I am looking for a workflow and a set of apps that will allow me to collect and organize research. This research is both formal and informal. So the research might be about air filters or from academic journals. I want to store websites, pdfs, videos and anything else really. I also need the system to work on the go. At first someone in this situation might turn to Evernote or OneNote for all these research needs. However, these notation tools don’t work very well sorting, annotating, or tagging pdfs. So instead I use citation managers like Mendeley or Zotero for those tasks (I’ve used both and am still deciding.)
But what about saving web research? What about annotating websites with notes and highlights? To be honest until a few weeks ago I didn’t know web annotation was even a thing. I was searching around for a better way to save links and stumbled on Diigo, which I had heard of years ago, but never really checked out. I had tried Delicious briefly, also several years ago, but never really got into social bookmarking. However, I found that Diigo now features web annotation. This discovery led me to Hypothes.is which featured and article on the new web standards. I remembered meeting someone from the company a few months ago and was curious about which other tools or other methods are around to annotate the web.
This brings me to OneNote. I’ll likely review the other apps in the future, but for this week I will take a look at how OneNote addresses saving and annotating websites. Let’s start with the browser version. Downloading the OneNote Clipper is the best way to save web pages. I have used OneNote for quite a while after switching from Evernote, but didn’t know about this browser extension. I’ve included a screenshot here.

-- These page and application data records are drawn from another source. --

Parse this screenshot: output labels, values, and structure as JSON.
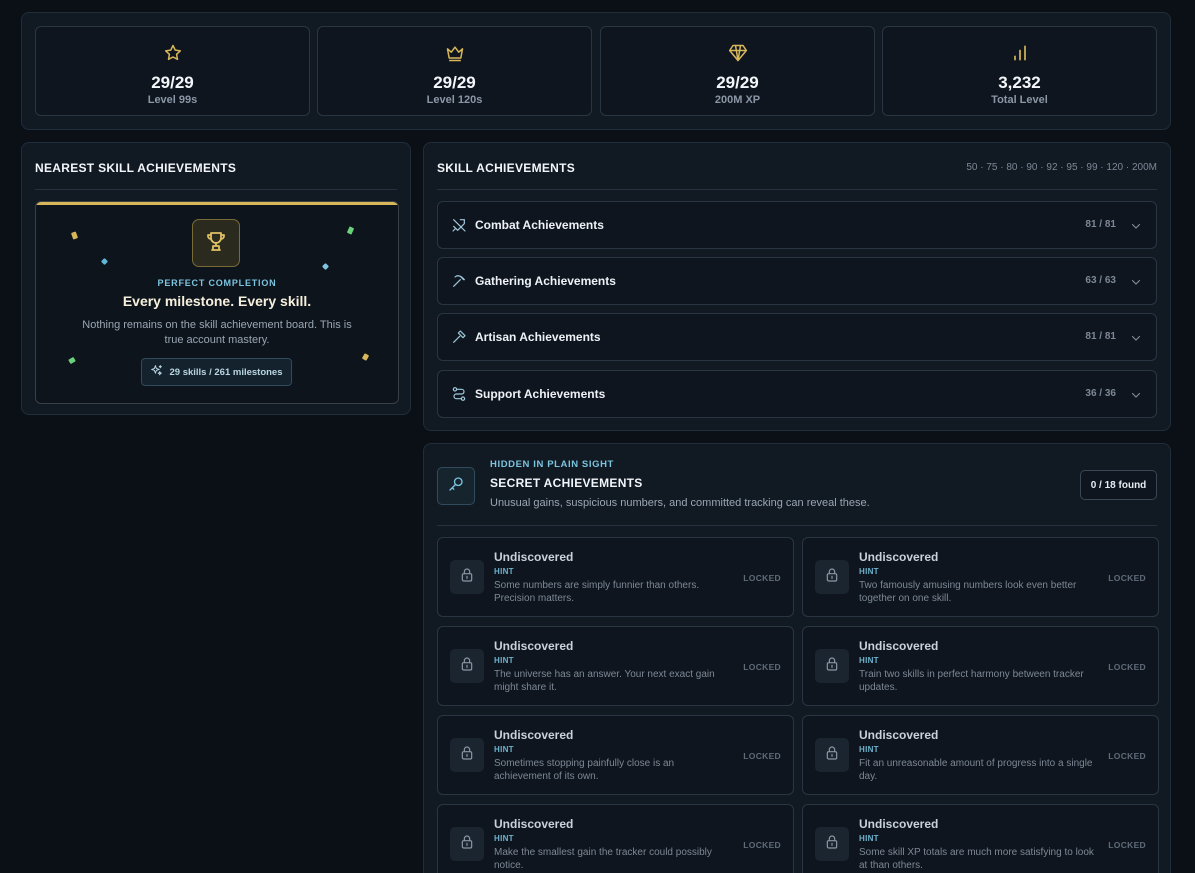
{
  "stats": [
    {
      "icon": "star-icon",
      "value": "29/29",
      "label": "Level 99s"
    },
    {
      "icon": "crown-icon",
      "value": "29/29",
      "label": "Level 120s"
    },
    {
      "icon": "diamond-icon",
      "value": "29/29",
      "label": "200M XP"
    },
    {
      "icon": "bar-chart-icon",
      "value": "3,232",
      "label": "Total Level"
    }
  ],
  "nearest": {
    "title": "NEAREST SKILL ACHIEVEMENTS",
    "tag": "PERFECT COMPLETION",
    "headline": "Every milestone. Every skill.",
    "description": "Nothing remains on the skill achievement board. This is true account mastery.",
    "pill": "29 skills / 261 milestones"
  },
  "skill_achievements": {
    "title": "SKILL ACHIEVEMENTS",
    "tiers": "50 · 75 · 80 · 90 · 92 · 95 · 99 · 120 · 200M",
    "groups": [
      {
        "icon": "swords-icon",
        "name": "Combat Achievements",
        "count": "81 / 81"
      },
      {
        "icon": "pickaxe-icon",
        "name": "Gathering Achievements",
        "count": "63 / 63"
      },
      {
        "icon": "hammer-icon",
        "name": "Artisan Achievements",
        "count": "81 / 81"
      },
      {
        "icon": "route-icon",
        "name": "Support Achievements",
        "count": "36 / 36"
      }
    ]
  },
  "secret": {
    "tag": "HIDDEN IN PLAIN SIGHT",
    "title": "SECRET ACHIEVEMENTS",
    "subtitle": "Unusual gains, suspicious numbers, and committed tracking can reveal these.",
    "found": "0 / 18 found",
    "cards": [
      {
        "title": "Undiscovered",
        "hint_label": "HINT",
        "hint": "Some numbers are simply funnier than others. Precision matters.",
        "status": "LOCKED"
      },
      {
        "title": "Undiscovered",
        "hint_label": "HINT",
        "hint": "Two famously amusing numbers look even better together on one skill.",
        "status": "LOCKED"
      },
      {
        "title": "Undiscovered",
        "hint_label": "HINT",
        "hint": "The universe has an answer. Your next exact gain might share it.",
        "status": "LOCKED"
      },
      {
        "title": "Undiscovered",
        "hint_label": "HINT",
        "hint": "Train two skills in perfect harmony between tracker updates.",
        "status": "LOCKED"
      },
      {
        "title": "Undiscovered",
        "hint_label": "HINT",
        "hint": "Sometimes stopping painfully close is an achievement of its own.",
        "status": "LOCKED"
      },
      {
        "title": "Undiscovered",
        "hint_label": "HINT",
        "hint": "Fit an unreasonable amount of progress into a single day.",
        "status": "LOCKED"
      },
      {
        "title": "Undiscovered",
        "hint_label": "HINT",
        "hint": "Make the smallest gain the tracker could possibly notice.",
        "status": "LOCKED"
      },
      {
        "title": "Undiscovered",
        "hint_label": "HINT",
        "hint": "Some skill XP totals are much more satisfying to look at than others.",
        "status": "LOCKED"
      }
    ]
  },
  "colors": {
    "gold": "#d8b75a",
    "accent": "#7cc4df",
    "background": "#0b1017",
    "panel": "#111923"
  }
}
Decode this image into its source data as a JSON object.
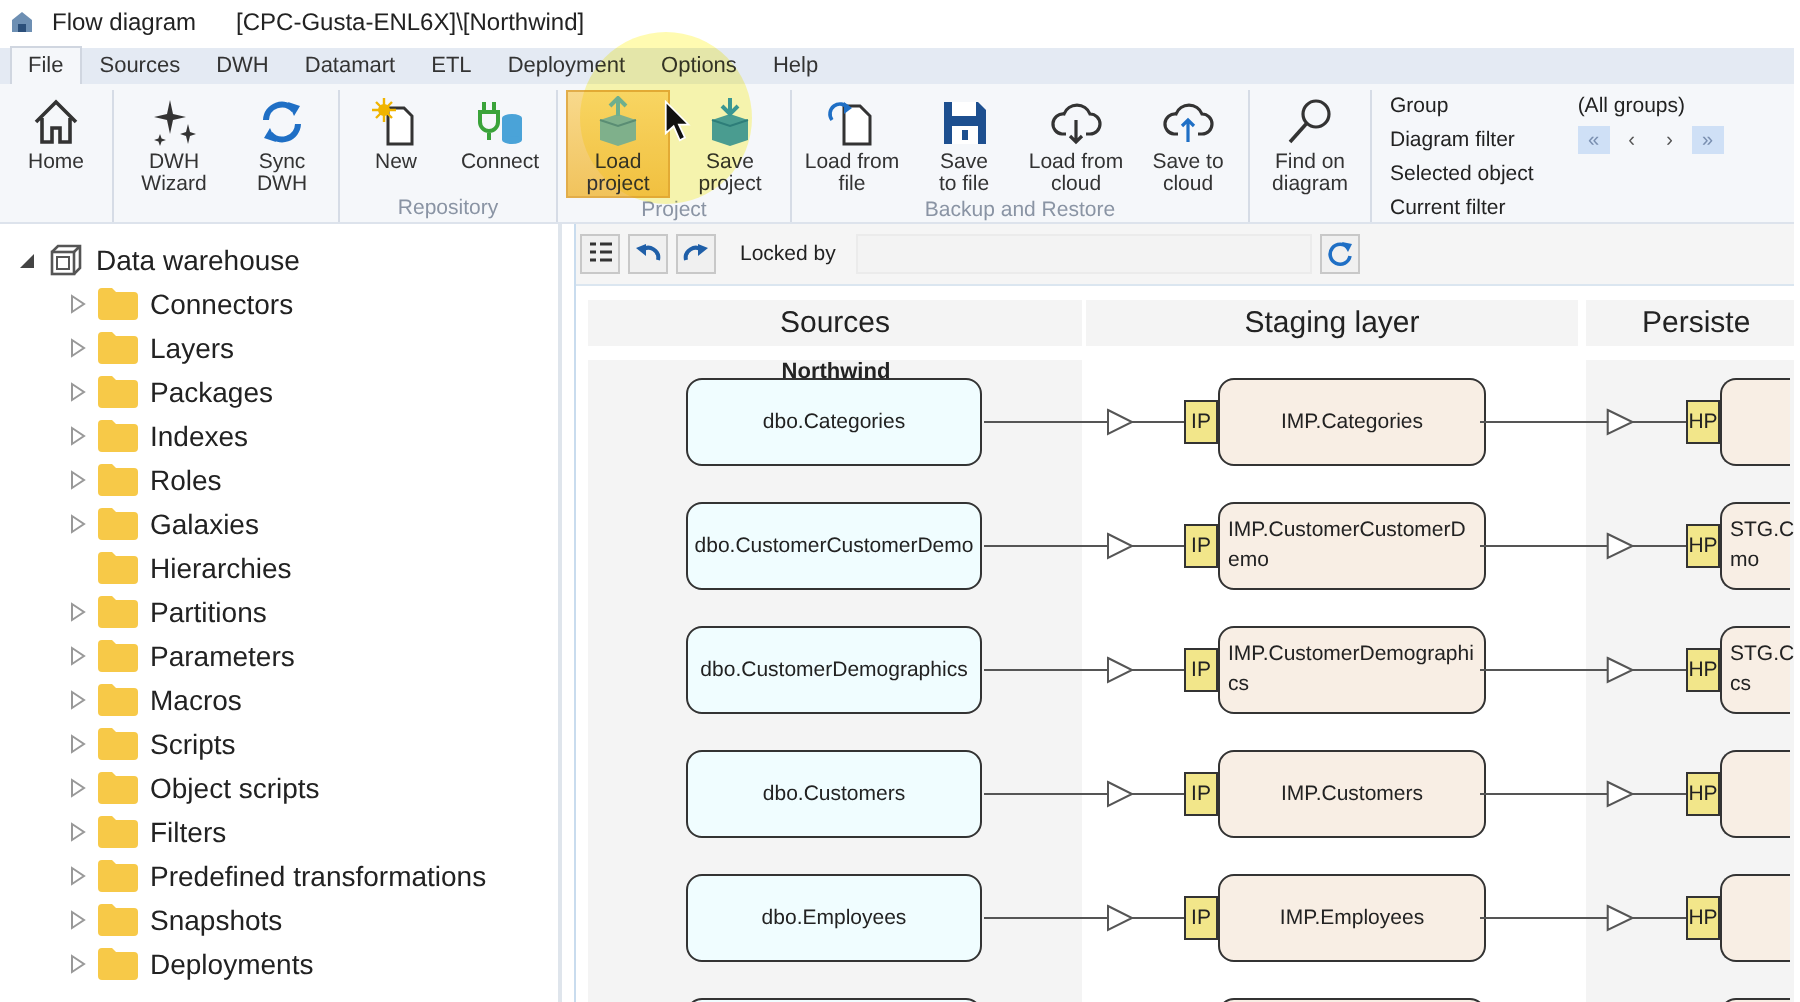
{
  "window": {
    "title": "Flow diagram",
    "path": "[CPC-Gusta-ENL6X]\\[Northwind]"
  },
  "tabs": [
    {
      "label": "File",
      "selected": true
    },
    {
      "label": "Sources",
      "selected": false
    },
    {
      "label": "DWH",
      "selected": false
    },
    {
      "label": "Datamart",
      "selected": false
    },
    {
      "label": "ETL",
      "selected": false
    },
    {
      "label": "Deployment",
      "selected": false
    },
    {
      "label": "Options",
      "selected": false
    },
    {
      "label": "Help",
      "selected": false
    }
  ],
  "ribbon_groups": [
    {
      "buttons": [
        {
          "kind": "home",
          "label": "Home",
          "highlighted": false
        }
      ]
    },
    {
      "buttons": [
        {
          "kind": "wizard",
          "label": "DWH\nWizard",
          "highlighted": false
        },
        {
          "kind": "sync",
          "label": "Sync\nDWH",
          "highlighted": false
        }
      ]
    },
    {
      "label": "Repository",
      "buttons": [
        {
          "kind": "new",
          "label": "New",
          "highlighted": false
        },
        {
          "kind": "connect",
          "label": "Connect",
          "highlighted": false
        }
      ]
    },
    {
      "label": "Project",
      "buttons": [
        {
          "kind": "load-project",
          "label": "Load\nproject",
          "highlighted": true
        },
        {
          "kind": "save-project",
          "label": "Save\nproject",
          "highlighted": false
        }
      ]
    },
    {
      "label": "Backup and Restore",
      "buttons": [
        {
          "kind": "load-file",
          "label": "Load from\nfile",
          "highlighted": false
        },
        {
          "kind": "save-file",
          "label": "Save\nto file",
          "highlighted": false
        },
        {
          "kind": "load-cloud",
          "label": "Load from\ncloud",
          "highlighted": false
        },
        {
          "kind": "save-cloud",
          "label": "Save to\ncloud",
          "highlighted": false
        }
      ]
    },
    {
      "buttons": [
        {
          "kind": "find",
          "label": "Find on\ndiagram",
          "highlighted": false
        }
      ]
    }
  ],
  "filter_panel": {
    "group_label": "Group",
    "group_value": "(All groups)",
    "diagram_filter_label": "Diagram filter",
    "nav": [
      {
        "label": "«",
        "highlighted": true
      },
      {
        "label": "‹",
        "highlighted": false
      },
      {
        "label": "›",
        "highlighted": false
      },
      {
        "label": "»",
        "highlighted": true
      }
    ],
    "selected_object_label": "Selected object",
    "current_filter_label": "Current filter"
  },
  "tree": {
    "label": "Data warehouse",
    "expanded": true,
    "children": [
      {
        "label": "Connectors",
        "expandable": true
      },
      {
        "label": "Layers",
        "expandable": true
      },
      {
        "label": "Packages",
        "expandable": true
      },
      {
        "label": "Indexes",
        "expandable": true
      },
      {
        "label": "Roles",
        "expandable": true
      },
      {
        "label": "Galaxies",
        "expandable": true
      },
      {
        "label": "Hierarchies",
        "expandable": false
      },
      {
        "label": "Partitions",
        "expandable": true
      },
      {
        "label": "Parameters",
        "expandable": true
      },
      {
        "label": "Macros",
        "expandable": true
      },
      {
        "label": "Scripts",
        "expandable": true
      },
      {
        "label": "Object scripts",
        "expandable": true
      },
      {
        "label": "Filters",
        "expandable": true
      },
      {
        "label": "Predefined transformations",
        "expandable": true
      },
      {
        "label": "Snapshots",
        "expandable": true
      },
      {
        "label": "Deployments",
        "expandable": true
      }
    ]
  },
  "diagram_toolbar": {
    "locked_by_label": "Locked by"
  },
  "diagram": {
    "columns": [
      {
        "title": "Sources",
        "group": "Northwind"
      },
      {
        "title": "Staging layer"
      },
      {
        "title": "Persiste"
      }
    ],
    "rows": [
      {
        "source": "dbo.Categories",
        "staging_badge": "IP",
        "staging": "IMP.Categories",
        "persisted_badge": "HP"
      },
      {
        "source": "dbo.CustomerCustomerDemo",
        "staging_badge": "IP",
        "staging": "IMP.CustomerCustomerDemo",
        "persisted_badge": "HP",
        "persisted_lines": [
          "STG.C",
          "mo"
        ]
      },
      {
        "source": "dbo.CustomerDemographics",
        "staging_badge": "IP",
        "staging": "IMP.CustomerDemographics",
        "persisted_badge": "HP",
        "persisted_lines": [
          "STG.C",
          "cs"
        ]
      },
      {
        "source": "dbo.Customers",
        "staging_badge": "IP",
        "staging": "IMP.Customers",
        "persisted_badge": "HP"
      },
      {
        "source": "dbo.Employees",
        "staging_badge": "IP",
        "staging": "IMP.Employees",
        "persisted_badge": "HP"
      },
      {}
    ]
  }
}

As you can see on the right, there are 4 options for saving a webpage. Full Page saves a screenshot of the entire webpage. Region lets you take a screenshot. Article converts the page to links and text. Finally Bookmark creates a rich link. So there is no true web annotation happening in this system; versions of the site are saved for annotation and safekeeping. The iOS app is a little more basic, you can only send a link to a particular section of a notebook. That said I like the Article method. You can save the text to a note with live links. Then you can annotate all of that content. The orignal link is still there too for reference. It’s not ideal, but I do like having everything in one place.
Why would you want to use this with students or for conducting research? First, many Universities have enterprise access to Office 365 so it may be a tool you already have access to. The tool does a great deal of other note-taking tasks as well, so it’s a central note ‘hub’ if you’d like it to be. Note-taking is a key part of the task strategy construct in self-regulated learning research. So research supports the value of note-taking generally. Note taking can also support ISTE student standards. Choosing, researching and annotating websites supports Standard 1 Empowered Learner and Standard 3 Knowledge Constructor. This tool can also support the collaborative aspects of the ISTE students standards since the notebooks can be shared. In terms of the ISTE Educator Standards, I think web annotation and notetaking support the following portion of Standard 5: “Use technology to create, adapt and personalize learning experiences that foster independent learning and accommodate learner differences and needs.”
So, for saving websites and integrating them with other media, this tool does a great job. The broad organizational features also are helpful. However there is room for improvement. First, the tool is not truly annotating as the other apps listed above do. Screenshots and text versions of the site are not the same as notes and highlights on the actual webpage. This is a tradeoff for the more powerful media affordances OneNote offers. Also, the tagging functionality is a little weird. There are tags in OneNote, but they appear to be predetermined. Tagging and annotation work well in Diigo, however the downside is you then have a bunch of links existing on an e-island. I looked at integrating OneNote and Diigo through IFTTT or Microsoft Flow etc, but didn’t find anything. So for this review, weblink saving and annotating in OneNote is good but not great. It integrates with my existing notes (since I’m already a OneNote user), but there is room for improvement. Web annotation is an exciting development that should be utilized more broadly. If I were to speak to the developers I would definitely ask for richer tagging and integration with websites directly for annotation.